RECORDS PROVIDED:
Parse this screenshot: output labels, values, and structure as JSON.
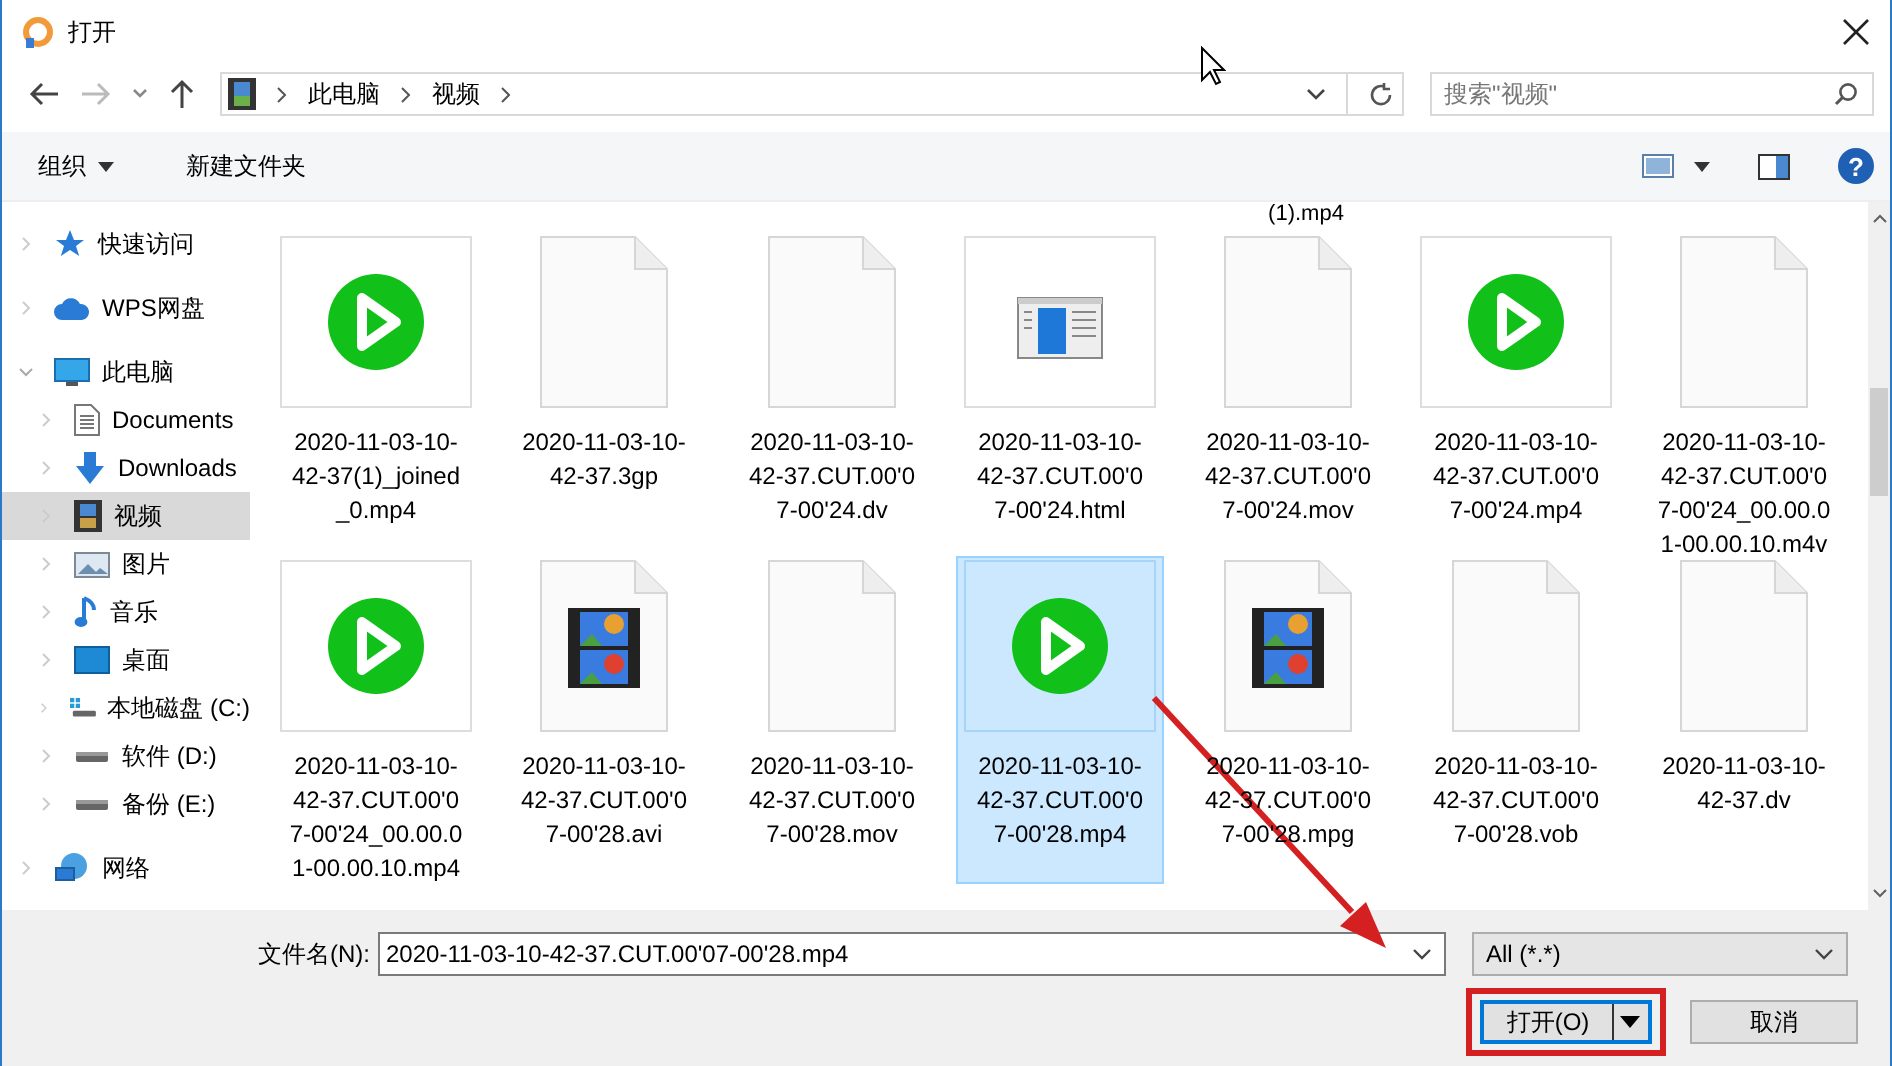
{
  "window": {
    "title": "打开"
  },
  "address_bar": {
    "forward_disabled": true,
    "breadcrumbs": [
      "此电脑",
      "视频"
    ],
    "search": {
      "placeholder": "搜索\"视频\""
    }
  },
  "toolbar": {
    "organize": "组织",
    "new_folder": "新建文件夹",
    "help": "?"
  },
  "sidebar": {
    "items": [
      {
        "label": "快速访问",
        "kind": "star",
        "selected": false,
        "expanded": false
      },
      {
        "label": "WPS网盘",
        "kind": "cloud",
        "selected": false,
        "expanded": false
      },
      {
        "label": "此电脑",
        "kind": "pc",
        "selected": false,
        "expanded": true,
        "children": [
          {
            "label": "Documents",
            "kind": "doc",
            "selected": false
          },
          {
            "label": "Downloads",
            "kind": "download",
            "selected": false
          },
          {
            "label": "视频",
            "kind": "video",
            "selected": true
          },
          {
            "label": "图片",
            "kind": "picture",
            "selected": false
          },
          {
            "label": "音乐",
            "kind": "music",
            "selected": false
          },
          {
            "label": "桌面",
            "kind": "desktop",
            "selected": false
          },
          {
            "label": "本地磁盘 (C:)",
            "kind": "system-drive",
            "selected": false
          },
          {
            "label": "软件 (D:)",
            "kind": "drive",
            "selected": false
          },
          {
            "label": "备份 (E:)",
            "kind": "drive",
            "selected": false
          }
        ]
      },
      {
        "label": "网络",
        "kind": "network",
        "selected": false,
        "expanded": false
      }
    ]
  },
  "files": {
    "partial_above": "(1).mp4",
    "rows": [
      [
        {
          "lines": [
            "2020-11-03-10-",
            "42-37(1)_joined",
            "_0.mp4"
          ],
          "kind": "player",
          "selected": false
        },
        {
          "lines": [
            "2020-11-03-10-",
            "42-37.3gp"
          ],
          "kind": "blank",
          "selected": false
        },
        {
          "lines": [
            "2020-11-03-10-",
            "42-37.CUT.00'0",
            "7-00'24.dv"
          ],
          "kind": "blank",
          "selected": false
        },
        {
          "lines": [
            "2020-11-03-10-",
            "42-37.CUT.00'0",
            "7-00'24.html"
          ],
          "kind": "webpage",
          "selected": false
        },
        {
          "lines": [
            "2020-11-03-10-",
            "42-37.CUT.00'0",
            "7-00'24.mov"
          ],
          "kind": "blank",
          "selected": false
        },
        {
          "lines": [
            "2020-11-03-10-",
            "42-37.CUT.00'0",
            "7-00'24.mp4"
          ],
          "kind": "player",
          "selected": false
        },
        {
          "lines": [
            "2020-11-03-10-",
            "42-37.CUT.00'0",
            "7-00'24_00.00.0",
            "1-00.00.10.m4v"
          ],
          "kind": "blank",
          "selected": false
        }
      ],
      [
        {
          "lines": [
            "2020-11-03-10-",
            "42-37.CUT.00'0",
            "7-00'24_00.00.0",
            "1-00.00.10.mp4"
          ],
          "kind": "player",
          "selected": false
        },
        {
          "lines": [
            "2020-11-03-10-",
            "42-37.CUT.00'0",
            "7-00'28.avi"
          ],
          "kind": "film",
          "selected": false
        },
        {
          "lines": [
            "2020-11-03-10-",
            "42-37.CUT.00'0",
            "7-00'28.mov"
          ],
          "kind": "blank",
          "selected": false
        },
        {
          "lines": [
            "2020-11-03-10-",
            "42-37.CUT.00'0",
            "7-00'28.mp4"
          ],
          "kind": "player",
          "selected": true
        },
        {
          "lines": [
            "2020-11-03-10-",
            "42-37.CUT.00'0",
            "7-00'28.mpg"
          ],
          "kind": "film",
          "selected": false
        },
        {
          "lines": [
            "2020-11-03-10-",
            "42-37.CUT.00'0",
            "7-00'28.vob"
          ],
          "kind": "blank",
          "selected": false
        },
        {
          "lines": [
            "2020-11-03-10-",
            "42-37.dv"
          ],
          "kind": "blank",
          "selected": false
        }
      ]
    ]
  },
  "footer": {
    "filename_label": "文件名(N):",
    "filename": "2020-11-03-10-42-37.CUT.00'07-00'28.mp4",
    "filter": "All (*.*)",
    "open": "打开(O)",
    "cancel": "取消"
  }
}
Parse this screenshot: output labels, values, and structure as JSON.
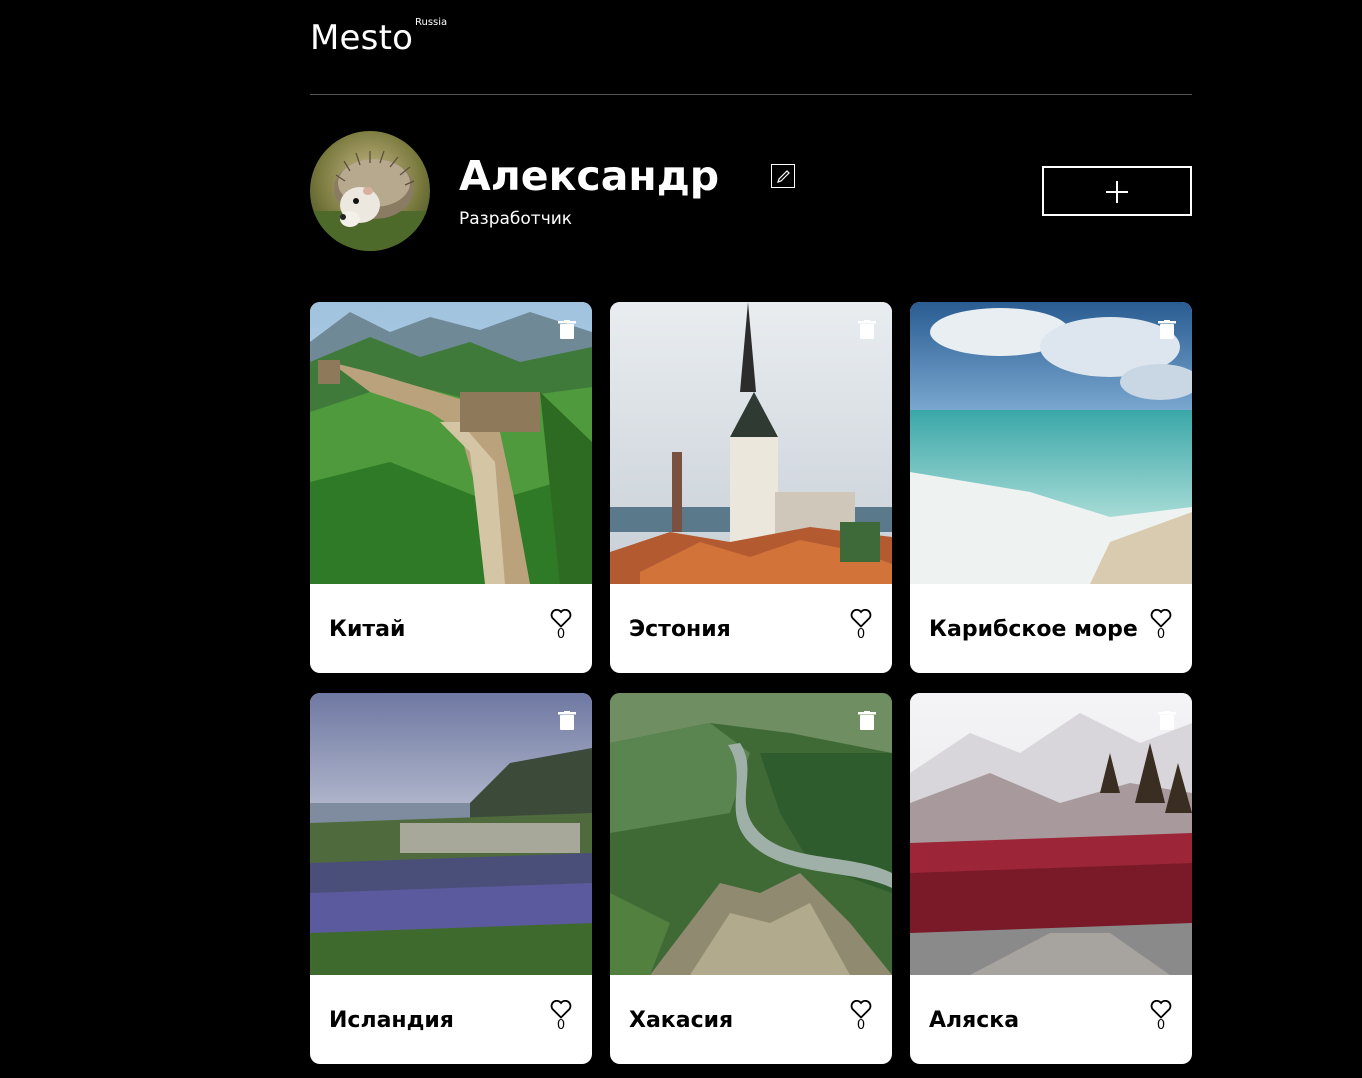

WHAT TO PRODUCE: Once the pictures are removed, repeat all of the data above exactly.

RESPONSE TO THIS EXERCISE:
Parse this screenshot: output labels, values, and structure as JSON.
{
  "window": {
    "title": "打开"
  },
  "address_bar": {
    "forward_disabled": true,
    "breadcrumbs": [
      "此电脑",
      "视频"
    ],
    "search": {
      "placeholder": "搜索\"视频\""
    }
  },
  "toolbar": {
    "organize": "组织",
    "new_folder": "新建文件夹",
    "help": "?"
  },
  "sidebar": {
    "items": [
      {
        "label": "快速访问",
        "kind": "star",
        "selected": false,
        "expanded": false
      },
      {
        "label": "WPS网盘",
        "kind": "cloud",
        "selected": false,
        "expanded": false
      },
      {
        "label": "此电脑",
        "kind": "pc",
        "selected": false,
        "expanded": true,
        "children": [
          {
            "label": "Documents",
            "kind": "doc",
            "selected": false
          },
          {
            "label": "Downloads",
            "kind": "download",
            "selected": false
          },
          {
            "label": "视频",
            "kind": "video",
            "selected": true
          },
          {
            "label": "图片",
            "kind": "picture",
            "selected": false
          },
          {
            "label": "音乐",
            "kind": "music",
            "selected": false
          },
          {
            "label": "桌面",
            "kind": "desktop",
            "selected": false
          },
          {
            "label": "本地磁盘 (C:)",
            "kind": "system-drive",
            "selected": false
          },
          {
            "label": "软件 (D:)",
            "kind": "drive",
            "selected": false
          },
          {
            "label": "备份 (E:)",
            "kind": "drive",
            "selected": false
          }
        ]
      },
      {
        "label": "网络",
        "kind": "network",
        "selected": false,
        "expanded": false
      }
    ]
  },
  "files": {
    "partial_above": "(1).mp4",
    "rows": [
      [
        {
          "lines": [
            "2020-11-03-10-",
            "42-37(1)_joined",
            "_0.mp4"
          ],
          "kind": "player",
          "selected": false
        },
        {
          "lines": [
            "2020-11-03-10-",
            "42-37.3gp"
          ],
          "kind": "blank",
          "selected": false
        },
        {
          "lines": [
            "2020-11-03-10-",
            "42-37.CUT.00'0",
            "7-00'24.dv"
          ],
          "kind": "blank",
          "selected": false
        },
        {
          "lines": [
            "2020-11-03-10-",
            "42-37.CUT.00'0",
            "7-00'24.html"
          ],
          "kind": "webpage",
          "selected": false
        },
        {
          "lines": [
            "2020-11-03-10-",
            "42-37.CUT.00'0",
            "7-00'24.mov"
          ],
          "kind": "blank",
          "selected": false
        },
        {
          "lines": [
            "2020-11-03-10-",
            "42-37.CUT.00'0",
            "7-00'24.mp4"
          ],
          "kind": "player",
          "selected": false
        },
        {
          "lines": [
            "2020-11-03-10-",
            "42-37.CUT.00'0",
            "7-00'24_00.00.0",
            "1-00.00.10.m4v"
          ],
          "kind": "blank",
          "selected": false
        }
      ],
      [
        {
          "lines": [
            "2020-11-03-10-",
            "42-37.CUT.00'0",
            "7-00'24_00.00.0",
            "1-00.00.10.mp4"
          ],
          "kind": "player",
          "selected": false
        },
        {
          "lines": [
            "2020-11-03-10-",
            "42-37.CUT.00'0",
            "7-00'28.avi"
          ],
          "kind": "film",
          "selected": false
        },
        {
          "lines": [
            "2020-11-03-10-",
            "42-37.CUT.00'0",
            "7-00'28.mov"
          ],
          "kind": "blank",
          "selected": false
        },
        {
          "lines": [
            "2020-11-03-10-",
            "42-37.CUT.00'0",
            "7-00'28.mp4"
          ],
          "kind": "player",
          "selected": true
        },
        {
          "lines": [
            "2020-11-03-10-",
            "42-37.CUT.00'0",
            "7-00'28.mpg"
          ],
          "kind": "film",
          "selected": false
        },
        {
          "lines": [
            "2020-11-03-10-",
            "42-37.CUT.00'0",
            "7-00'28.vob"
          ],
          "kind": "blank",
          "selected": false
        },
        {
          "lines": [
            "2020-11-03-10-",
            "42-37.dv"
          ],
          "kind": "blank",
          "selected": false
        }
      ]
    ]
  },
  "footer": {
    "filename_label": "文件名(N):",
    "filename": "2020-11-03-10-42-37.CUT.00'07-00'28.mp4",
    "filter": "All (*.*)",
    "open": "打开(O)",
    "cancel": "取消"
  }
}
Parse this screenshot: output labels, values, and structure as JSON.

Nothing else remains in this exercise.